● **WORK INSTRUCTIONS**: Find every line in the entries that holds the string "Pantallas" and report it.

● **RECORDS FOR THIS EXERCISE**:

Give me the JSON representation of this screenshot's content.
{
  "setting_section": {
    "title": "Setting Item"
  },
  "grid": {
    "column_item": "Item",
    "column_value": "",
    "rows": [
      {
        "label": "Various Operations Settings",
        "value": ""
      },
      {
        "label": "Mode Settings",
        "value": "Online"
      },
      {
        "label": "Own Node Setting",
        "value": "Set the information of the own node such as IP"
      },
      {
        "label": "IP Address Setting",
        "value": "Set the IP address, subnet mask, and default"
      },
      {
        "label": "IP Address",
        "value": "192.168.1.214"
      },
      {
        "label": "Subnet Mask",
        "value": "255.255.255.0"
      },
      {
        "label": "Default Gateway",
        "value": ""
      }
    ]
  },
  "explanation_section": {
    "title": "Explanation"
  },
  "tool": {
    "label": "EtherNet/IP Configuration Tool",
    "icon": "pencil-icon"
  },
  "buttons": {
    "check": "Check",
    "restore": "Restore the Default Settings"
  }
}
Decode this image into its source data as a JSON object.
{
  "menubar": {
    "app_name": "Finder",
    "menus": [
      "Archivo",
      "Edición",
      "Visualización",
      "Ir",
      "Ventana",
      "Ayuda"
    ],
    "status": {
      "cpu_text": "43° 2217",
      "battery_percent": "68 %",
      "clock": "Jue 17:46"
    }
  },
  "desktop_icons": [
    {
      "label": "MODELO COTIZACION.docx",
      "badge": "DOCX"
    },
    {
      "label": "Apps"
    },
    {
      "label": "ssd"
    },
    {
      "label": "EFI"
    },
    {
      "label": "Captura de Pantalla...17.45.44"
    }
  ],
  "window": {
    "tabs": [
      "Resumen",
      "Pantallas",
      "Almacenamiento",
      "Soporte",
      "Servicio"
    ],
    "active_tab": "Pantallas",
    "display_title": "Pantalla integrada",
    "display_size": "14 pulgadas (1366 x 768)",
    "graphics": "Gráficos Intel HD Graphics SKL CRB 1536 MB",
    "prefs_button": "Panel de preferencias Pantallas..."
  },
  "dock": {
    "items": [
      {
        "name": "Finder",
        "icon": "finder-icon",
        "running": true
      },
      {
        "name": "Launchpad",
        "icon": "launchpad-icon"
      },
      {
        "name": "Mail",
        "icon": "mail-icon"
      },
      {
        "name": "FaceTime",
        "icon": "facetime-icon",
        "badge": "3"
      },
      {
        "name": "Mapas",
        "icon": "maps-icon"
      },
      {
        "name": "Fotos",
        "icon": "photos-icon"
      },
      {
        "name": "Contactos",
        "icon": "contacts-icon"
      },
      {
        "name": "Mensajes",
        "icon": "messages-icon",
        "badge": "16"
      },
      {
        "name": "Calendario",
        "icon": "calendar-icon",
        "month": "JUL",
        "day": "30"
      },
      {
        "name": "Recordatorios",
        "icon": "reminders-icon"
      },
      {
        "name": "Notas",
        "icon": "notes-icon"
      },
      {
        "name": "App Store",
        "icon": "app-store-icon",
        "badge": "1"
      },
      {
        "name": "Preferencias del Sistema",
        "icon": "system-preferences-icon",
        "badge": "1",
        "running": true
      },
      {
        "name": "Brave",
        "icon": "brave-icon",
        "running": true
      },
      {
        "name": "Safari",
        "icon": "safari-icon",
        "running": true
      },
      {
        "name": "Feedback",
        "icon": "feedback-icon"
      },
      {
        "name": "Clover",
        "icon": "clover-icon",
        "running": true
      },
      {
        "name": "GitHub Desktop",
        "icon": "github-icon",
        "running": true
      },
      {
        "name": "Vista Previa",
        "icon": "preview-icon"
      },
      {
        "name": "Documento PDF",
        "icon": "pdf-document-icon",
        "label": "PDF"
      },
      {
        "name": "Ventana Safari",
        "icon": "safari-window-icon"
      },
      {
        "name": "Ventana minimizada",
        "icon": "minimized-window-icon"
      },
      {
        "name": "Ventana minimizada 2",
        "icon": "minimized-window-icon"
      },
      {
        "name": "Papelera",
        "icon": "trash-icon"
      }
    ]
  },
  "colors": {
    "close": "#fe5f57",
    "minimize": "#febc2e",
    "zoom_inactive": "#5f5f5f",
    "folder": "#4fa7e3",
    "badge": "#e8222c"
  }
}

● **RESPONSE TO THIS TASK**:
      "Pantallas",
    "active_tab": "Pantallas",
    "prefs_button": "Panel de preferencias Pantallas..."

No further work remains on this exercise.